#### Work item:
Extract every line of the material below and reproduce it faithfully.

(Given entries Opens)

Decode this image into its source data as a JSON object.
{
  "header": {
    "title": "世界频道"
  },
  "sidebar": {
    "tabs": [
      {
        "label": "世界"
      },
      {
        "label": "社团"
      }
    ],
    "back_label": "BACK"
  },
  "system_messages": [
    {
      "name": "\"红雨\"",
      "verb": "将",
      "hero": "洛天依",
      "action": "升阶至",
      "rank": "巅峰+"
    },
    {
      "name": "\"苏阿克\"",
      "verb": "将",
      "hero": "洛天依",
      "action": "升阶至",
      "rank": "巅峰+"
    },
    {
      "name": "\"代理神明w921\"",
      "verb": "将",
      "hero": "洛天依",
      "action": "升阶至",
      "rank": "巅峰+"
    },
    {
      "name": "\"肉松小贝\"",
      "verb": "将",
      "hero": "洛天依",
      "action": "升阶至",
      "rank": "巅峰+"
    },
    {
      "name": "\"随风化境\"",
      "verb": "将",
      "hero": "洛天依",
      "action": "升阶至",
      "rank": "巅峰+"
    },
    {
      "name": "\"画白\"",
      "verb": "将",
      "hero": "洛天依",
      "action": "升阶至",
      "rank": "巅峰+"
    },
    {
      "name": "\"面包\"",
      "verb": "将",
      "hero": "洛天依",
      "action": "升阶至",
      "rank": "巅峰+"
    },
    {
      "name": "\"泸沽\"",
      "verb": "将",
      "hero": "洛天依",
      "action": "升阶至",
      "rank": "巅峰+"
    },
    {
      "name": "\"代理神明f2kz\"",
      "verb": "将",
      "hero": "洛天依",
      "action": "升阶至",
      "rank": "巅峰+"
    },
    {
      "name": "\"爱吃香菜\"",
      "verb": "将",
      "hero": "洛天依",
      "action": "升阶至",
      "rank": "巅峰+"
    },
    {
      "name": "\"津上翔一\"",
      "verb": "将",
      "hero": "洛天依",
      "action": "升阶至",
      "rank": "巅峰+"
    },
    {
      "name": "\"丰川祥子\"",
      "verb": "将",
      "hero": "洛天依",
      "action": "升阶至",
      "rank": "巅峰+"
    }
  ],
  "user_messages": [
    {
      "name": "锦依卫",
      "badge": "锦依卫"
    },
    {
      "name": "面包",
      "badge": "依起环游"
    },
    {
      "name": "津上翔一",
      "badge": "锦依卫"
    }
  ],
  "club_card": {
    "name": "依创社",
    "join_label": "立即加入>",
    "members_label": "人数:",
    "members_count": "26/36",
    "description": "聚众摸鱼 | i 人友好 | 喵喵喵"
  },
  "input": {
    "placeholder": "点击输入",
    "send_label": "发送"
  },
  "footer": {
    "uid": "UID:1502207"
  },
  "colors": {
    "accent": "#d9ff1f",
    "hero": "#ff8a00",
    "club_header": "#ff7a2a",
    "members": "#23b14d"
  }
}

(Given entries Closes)

#### Response:
Decode this image into its source data as a JSON object.
{
  "header": {
    "title": "世界频道"
  },
  "sidebar": {
    "tabs": [
      {
        "label": "世界"
      },
      {
        "label": "社团"
      }
    ],
    "back_label": "BACK"
  },
  "system_messages": [
    {
      "name": "\"红雨\"",
      "verb": "将",
      "hero": "洛天依",
      "action": "升阶至",
      "rank": "巅峰+"
    },
    {
      "name": "\"苏阿克\"",
      "verb": "将",
      "hero": "洛天依",
      "action": "升阶至",
      "rank": "巅峰+"
    },
    {
      "name": "\"代理神明w921\"",
      "verb": "将",
      "hero": "洛天依",
      "action": "升阶至",
      "rank": "巅峰+"
    },
    {
      "name": "\"肉松小贝\"",
      "verb": "将",
      "hero": "洛天依",
      "action": "升阶至",
      "rank": "巅峰+"
    },
    {
      "name": "\"随风化境\"",
      "verb": "将",
      "hero": "洛天依",
      "action": "升阶至",
      "rank": "巅峰+"
    },
    {
      "name": "\"画白\"",
      "verb": "将",
      "hero": "洛天依",
      "action": "升阶至",
      "rank": "巅峰+"
    },
    {
      "name": "\"面包\"",
      "verb": "将",
      "hero": "洛天依",
      "action": "升阶至",
      "rank": "巅峰+"
    },
    {
      "name": "\"泸沽\"",
      "verb": "将",
      "hero": "洛天依",
      "action": "升阶至",
      "rank": "巅峰+"
    },
    {
      "name": "\"代理神明f2kz\"",
      "verb": "将",
      "hero": "洛天依",
      "action": "升阶至",
      "rank": "巅峰+"
    },
    {
      "name": "\"爱吃香菜\"",
      "verb": "将",
      "hero": "洛天依",
      "action": "升阶至",
      "rank": "巅峰+"
    },
    {
      "name": "\"津上翔一\"",
      "verb": "将",
      "hero": "洛天依",
      "action": "升阶至",
      "rank": "巅峰+"
    },
    {
      "name": "\"丰川祥子\"",
      "verb": "将",
      "hero": "洛天依",
      "action": "升阶至",
      "rank": "巅峰+"
    }
  ],
  "user_messages": [
    {
      "name": "锦依卫",
      "badge": "锦依卫"
    },
    {
      "name": "面包",
      "badge": "依起环游"
    },
    {
      "name": "津上翔一",
      "badge": "锦依卫"
    }
  ],
  "club_card": {
    "name": "依创社",
    "join_label": "立即加入>",
    "members_label": "人数:",
    "members_count": "26/36",
    "description": "聚众摸鱼 | i 人友好 | 喵喵喵"
  },
  "input": {
    "placeholder": "点击输入",
    "send_label": "发送"
  },
  "footer": {
    "uid": "UID:1502207"
  },
  "colors": {
    "accent": "#d9ff1f",
    "hero": "#ff8a00",
    "club_header": "#ff7a2a",
    "members": "#23b14d"
  }
}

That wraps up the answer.